"""

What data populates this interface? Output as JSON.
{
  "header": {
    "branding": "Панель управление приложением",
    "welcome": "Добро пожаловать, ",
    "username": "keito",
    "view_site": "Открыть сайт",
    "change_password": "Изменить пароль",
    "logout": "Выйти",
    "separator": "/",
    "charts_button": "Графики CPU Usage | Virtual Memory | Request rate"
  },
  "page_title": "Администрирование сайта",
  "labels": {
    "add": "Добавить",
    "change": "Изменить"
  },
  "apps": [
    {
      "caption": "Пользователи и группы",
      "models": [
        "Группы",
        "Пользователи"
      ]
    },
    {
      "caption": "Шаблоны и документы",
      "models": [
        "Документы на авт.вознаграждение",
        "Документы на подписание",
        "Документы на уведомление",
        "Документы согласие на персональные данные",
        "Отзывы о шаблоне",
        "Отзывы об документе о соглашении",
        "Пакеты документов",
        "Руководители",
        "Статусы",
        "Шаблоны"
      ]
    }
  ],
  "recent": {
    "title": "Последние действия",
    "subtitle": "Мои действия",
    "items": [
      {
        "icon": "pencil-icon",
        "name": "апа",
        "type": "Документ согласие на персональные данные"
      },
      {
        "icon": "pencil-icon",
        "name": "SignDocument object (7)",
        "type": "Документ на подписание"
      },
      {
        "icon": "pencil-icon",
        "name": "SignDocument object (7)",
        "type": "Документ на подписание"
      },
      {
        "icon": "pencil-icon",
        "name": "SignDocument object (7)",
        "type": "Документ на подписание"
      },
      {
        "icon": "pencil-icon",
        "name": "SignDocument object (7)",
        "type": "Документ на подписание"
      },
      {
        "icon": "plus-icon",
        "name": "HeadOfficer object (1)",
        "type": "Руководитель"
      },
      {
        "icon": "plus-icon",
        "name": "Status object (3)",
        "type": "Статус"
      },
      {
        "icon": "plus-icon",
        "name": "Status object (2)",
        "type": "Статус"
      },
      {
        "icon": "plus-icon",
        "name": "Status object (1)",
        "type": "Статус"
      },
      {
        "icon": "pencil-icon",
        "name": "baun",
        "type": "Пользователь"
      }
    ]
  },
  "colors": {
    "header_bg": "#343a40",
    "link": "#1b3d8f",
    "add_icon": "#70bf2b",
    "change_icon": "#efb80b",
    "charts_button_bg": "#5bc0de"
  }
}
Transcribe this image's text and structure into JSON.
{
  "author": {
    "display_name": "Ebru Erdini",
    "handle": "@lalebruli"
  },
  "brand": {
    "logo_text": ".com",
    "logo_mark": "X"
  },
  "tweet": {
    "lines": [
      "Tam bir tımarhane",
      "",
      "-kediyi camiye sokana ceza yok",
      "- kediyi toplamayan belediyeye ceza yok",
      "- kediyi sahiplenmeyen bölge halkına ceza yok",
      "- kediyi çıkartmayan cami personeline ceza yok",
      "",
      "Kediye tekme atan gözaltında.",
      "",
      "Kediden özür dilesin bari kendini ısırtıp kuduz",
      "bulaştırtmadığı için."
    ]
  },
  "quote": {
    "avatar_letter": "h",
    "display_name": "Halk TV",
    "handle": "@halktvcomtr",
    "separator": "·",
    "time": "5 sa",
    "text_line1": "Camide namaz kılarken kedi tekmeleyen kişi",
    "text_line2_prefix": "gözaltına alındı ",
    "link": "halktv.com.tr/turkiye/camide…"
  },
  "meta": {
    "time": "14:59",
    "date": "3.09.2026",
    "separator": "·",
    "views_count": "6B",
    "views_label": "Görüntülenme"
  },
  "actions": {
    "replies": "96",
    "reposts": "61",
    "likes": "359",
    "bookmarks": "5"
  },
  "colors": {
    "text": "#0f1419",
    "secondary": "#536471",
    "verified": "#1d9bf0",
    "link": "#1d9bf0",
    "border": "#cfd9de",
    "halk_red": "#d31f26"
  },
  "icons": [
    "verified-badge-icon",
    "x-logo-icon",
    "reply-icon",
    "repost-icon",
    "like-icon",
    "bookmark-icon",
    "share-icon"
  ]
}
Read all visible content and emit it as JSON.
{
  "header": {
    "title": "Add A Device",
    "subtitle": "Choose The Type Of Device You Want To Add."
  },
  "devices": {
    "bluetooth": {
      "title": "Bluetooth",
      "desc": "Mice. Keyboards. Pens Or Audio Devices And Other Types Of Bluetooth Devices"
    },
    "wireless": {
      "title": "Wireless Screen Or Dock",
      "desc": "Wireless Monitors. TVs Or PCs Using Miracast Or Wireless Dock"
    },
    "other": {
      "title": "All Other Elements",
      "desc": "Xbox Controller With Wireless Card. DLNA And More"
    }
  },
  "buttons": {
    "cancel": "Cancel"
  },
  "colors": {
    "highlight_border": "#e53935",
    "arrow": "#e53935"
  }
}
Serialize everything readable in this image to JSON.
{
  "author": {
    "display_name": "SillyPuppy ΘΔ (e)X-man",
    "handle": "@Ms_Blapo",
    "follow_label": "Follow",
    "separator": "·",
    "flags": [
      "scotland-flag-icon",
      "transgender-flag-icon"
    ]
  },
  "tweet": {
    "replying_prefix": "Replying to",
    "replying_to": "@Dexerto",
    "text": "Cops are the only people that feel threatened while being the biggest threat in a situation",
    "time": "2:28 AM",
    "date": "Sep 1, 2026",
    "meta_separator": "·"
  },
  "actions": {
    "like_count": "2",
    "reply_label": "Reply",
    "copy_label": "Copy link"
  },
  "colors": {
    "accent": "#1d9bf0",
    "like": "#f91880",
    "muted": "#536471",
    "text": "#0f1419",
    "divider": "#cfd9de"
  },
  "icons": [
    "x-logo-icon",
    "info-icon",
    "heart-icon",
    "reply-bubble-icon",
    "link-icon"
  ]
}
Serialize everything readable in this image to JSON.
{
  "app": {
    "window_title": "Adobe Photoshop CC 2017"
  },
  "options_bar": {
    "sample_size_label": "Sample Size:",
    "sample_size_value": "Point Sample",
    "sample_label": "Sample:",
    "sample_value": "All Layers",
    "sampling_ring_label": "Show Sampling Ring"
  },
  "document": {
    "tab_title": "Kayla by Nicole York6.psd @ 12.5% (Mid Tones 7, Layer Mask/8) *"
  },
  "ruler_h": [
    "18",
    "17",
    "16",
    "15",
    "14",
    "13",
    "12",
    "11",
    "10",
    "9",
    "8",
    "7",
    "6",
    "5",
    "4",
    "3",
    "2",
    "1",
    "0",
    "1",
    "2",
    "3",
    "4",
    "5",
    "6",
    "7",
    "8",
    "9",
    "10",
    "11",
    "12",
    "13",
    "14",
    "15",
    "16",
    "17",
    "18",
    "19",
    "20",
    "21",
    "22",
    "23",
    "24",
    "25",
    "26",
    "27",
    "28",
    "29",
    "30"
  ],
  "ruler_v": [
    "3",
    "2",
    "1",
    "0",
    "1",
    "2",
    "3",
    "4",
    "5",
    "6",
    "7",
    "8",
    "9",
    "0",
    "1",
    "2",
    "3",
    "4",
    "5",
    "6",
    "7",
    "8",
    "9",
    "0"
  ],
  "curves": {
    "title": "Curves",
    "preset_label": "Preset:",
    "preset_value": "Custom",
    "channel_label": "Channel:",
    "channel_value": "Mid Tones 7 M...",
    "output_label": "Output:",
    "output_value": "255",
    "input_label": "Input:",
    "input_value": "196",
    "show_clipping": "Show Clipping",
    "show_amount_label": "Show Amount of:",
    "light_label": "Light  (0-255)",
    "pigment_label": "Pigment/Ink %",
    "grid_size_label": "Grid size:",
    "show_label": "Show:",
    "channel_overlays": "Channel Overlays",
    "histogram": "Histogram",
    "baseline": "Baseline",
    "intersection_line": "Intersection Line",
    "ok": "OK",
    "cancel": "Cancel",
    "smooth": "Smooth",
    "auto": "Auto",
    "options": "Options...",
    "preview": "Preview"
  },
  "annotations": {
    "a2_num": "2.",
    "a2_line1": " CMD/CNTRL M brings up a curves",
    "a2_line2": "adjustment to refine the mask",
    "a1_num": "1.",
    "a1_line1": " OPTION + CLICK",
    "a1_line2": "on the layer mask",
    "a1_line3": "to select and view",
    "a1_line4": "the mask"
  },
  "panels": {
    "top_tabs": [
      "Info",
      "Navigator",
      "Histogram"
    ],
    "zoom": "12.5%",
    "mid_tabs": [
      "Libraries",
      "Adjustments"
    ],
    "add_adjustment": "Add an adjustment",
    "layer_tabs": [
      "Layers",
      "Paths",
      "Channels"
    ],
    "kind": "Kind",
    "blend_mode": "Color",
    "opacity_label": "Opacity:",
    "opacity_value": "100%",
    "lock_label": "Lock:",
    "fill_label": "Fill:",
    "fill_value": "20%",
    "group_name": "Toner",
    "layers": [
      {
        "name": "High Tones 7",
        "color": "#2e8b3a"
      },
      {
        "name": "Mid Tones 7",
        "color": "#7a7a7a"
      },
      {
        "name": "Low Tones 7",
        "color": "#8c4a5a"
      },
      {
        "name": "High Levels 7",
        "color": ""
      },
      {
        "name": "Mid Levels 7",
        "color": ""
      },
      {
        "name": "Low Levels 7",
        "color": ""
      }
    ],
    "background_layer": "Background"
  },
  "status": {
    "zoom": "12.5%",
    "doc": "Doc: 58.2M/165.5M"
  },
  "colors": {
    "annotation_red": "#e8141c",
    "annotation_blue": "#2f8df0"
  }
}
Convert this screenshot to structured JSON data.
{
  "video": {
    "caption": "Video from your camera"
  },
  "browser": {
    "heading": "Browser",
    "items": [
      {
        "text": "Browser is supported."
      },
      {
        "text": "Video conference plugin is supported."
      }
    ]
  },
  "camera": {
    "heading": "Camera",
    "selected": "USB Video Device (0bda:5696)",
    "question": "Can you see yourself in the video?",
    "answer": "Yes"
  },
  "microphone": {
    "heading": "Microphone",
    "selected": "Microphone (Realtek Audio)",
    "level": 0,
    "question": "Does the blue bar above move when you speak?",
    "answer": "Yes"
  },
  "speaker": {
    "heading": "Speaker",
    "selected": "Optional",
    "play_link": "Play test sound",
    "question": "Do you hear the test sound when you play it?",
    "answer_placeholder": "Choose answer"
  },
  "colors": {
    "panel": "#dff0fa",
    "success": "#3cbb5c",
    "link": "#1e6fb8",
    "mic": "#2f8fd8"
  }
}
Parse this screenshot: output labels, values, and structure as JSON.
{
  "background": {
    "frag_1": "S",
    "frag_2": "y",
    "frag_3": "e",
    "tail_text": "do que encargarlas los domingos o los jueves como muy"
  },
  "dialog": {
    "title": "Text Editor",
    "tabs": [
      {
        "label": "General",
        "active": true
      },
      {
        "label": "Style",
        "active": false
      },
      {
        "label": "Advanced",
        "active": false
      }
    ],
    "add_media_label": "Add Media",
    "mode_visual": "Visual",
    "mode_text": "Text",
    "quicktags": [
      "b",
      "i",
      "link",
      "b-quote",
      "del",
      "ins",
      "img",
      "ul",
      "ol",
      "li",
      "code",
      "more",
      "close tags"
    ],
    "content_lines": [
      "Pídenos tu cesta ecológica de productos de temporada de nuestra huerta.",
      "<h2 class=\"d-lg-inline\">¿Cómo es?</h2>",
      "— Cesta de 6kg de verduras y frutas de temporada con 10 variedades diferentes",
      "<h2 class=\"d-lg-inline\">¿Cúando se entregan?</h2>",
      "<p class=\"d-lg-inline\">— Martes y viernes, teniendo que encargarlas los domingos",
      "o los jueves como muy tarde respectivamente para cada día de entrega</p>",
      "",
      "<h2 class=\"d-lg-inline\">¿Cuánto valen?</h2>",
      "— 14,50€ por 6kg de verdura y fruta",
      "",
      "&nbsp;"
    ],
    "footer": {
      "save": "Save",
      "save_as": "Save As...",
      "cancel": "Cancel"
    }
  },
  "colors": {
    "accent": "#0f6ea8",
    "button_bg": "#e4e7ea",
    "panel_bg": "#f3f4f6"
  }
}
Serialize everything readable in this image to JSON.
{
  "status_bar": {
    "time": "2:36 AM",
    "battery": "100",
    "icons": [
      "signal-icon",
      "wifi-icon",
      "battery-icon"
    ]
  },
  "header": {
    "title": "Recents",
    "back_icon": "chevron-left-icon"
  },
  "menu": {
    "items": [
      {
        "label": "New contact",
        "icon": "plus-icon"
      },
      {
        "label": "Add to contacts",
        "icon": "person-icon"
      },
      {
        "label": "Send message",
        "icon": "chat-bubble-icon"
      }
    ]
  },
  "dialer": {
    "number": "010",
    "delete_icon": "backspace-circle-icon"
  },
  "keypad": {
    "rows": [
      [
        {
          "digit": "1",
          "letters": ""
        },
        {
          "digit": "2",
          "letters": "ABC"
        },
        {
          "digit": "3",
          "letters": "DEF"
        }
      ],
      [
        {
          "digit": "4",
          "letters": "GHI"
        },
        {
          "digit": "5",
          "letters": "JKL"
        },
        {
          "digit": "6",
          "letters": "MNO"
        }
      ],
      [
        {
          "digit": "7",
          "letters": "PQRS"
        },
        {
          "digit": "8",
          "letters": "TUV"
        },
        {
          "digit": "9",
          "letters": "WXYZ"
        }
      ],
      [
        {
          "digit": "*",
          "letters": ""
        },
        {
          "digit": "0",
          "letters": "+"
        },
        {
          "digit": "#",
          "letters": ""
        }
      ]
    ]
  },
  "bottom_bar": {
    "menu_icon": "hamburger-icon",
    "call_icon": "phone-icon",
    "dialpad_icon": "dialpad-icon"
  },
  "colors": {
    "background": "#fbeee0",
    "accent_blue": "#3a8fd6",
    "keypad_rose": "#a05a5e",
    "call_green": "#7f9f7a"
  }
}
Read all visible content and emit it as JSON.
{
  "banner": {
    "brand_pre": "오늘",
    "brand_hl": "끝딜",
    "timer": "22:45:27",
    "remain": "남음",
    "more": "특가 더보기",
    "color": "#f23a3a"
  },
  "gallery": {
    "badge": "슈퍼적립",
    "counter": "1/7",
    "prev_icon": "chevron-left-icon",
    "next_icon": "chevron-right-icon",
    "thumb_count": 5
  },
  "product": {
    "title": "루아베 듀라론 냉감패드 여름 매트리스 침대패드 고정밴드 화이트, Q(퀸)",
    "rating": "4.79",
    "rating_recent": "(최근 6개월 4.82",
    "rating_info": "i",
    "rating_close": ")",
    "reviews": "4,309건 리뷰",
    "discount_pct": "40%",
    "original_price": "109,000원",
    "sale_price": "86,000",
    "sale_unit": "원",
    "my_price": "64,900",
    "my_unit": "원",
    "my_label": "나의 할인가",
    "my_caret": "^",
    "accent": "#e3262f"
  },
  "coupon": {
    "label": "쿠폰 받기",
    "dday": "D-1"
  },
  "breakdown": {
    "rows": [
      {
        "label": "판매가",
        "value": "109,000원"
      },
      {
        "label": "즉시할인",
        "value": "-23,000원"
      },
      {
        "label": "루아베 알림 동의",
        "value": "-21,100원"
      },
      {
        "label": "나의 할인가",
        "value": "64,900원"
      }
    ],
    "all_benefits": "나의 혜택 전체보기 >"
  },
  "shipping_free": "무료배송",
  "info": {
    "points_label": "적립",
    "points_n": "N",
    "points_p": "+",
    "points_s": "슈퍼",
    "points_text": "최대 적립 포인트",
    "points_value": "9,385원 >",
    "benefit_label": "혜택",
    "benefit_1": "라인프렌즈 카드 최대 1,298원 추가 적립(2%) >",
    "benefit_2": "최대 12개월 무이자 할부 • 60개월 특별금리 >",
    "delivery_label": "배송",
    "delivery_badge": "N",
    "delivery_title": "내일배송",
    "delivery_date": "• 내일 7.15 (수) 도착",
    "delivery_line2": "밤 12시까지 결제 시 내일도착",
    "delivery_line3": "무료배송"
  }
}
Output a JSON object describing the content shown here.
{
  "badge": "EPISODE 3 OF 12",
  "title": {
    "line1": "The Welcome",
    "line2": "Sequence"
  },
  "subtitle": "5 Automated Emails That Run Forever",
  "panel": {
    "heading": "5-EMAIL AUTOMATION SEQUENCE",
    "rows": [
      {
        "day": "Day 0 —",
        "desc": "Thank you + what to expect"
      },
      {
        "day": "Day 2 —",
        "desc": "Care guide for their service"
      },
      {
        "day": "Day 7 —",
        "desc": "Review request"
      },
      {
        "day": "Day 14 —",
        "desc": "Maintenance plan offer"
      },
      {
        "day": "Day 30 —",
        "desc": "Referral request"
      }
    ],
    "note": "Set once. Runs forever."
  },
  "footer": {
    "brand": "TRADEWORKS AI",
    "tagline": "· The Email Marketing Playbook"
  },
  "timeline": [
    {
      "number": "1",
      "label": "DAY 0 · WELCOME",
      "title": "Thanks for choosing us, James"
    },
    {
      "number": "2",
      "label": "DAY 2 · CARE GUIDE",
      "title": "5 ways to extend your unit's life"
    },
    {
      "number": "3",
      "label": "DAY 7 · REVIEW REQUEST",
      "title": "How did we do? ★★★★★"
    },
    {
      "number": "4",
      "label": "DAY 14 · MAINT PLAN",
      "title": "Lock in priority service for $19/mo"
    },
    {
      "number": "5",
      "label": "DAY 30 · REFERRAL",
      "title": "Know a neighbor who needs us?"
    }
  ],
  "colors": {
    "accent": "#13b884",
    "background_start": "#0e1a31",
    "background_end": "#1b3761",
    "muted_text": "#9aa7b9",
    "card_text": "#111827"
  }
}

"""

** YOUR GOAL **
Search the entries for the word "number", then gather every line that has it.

** WRITTEN ANSWER **
    "number": "010",
      "number": "1",
      "number": "2",
      "number": "3",
      "number": "4",
      "number": "5",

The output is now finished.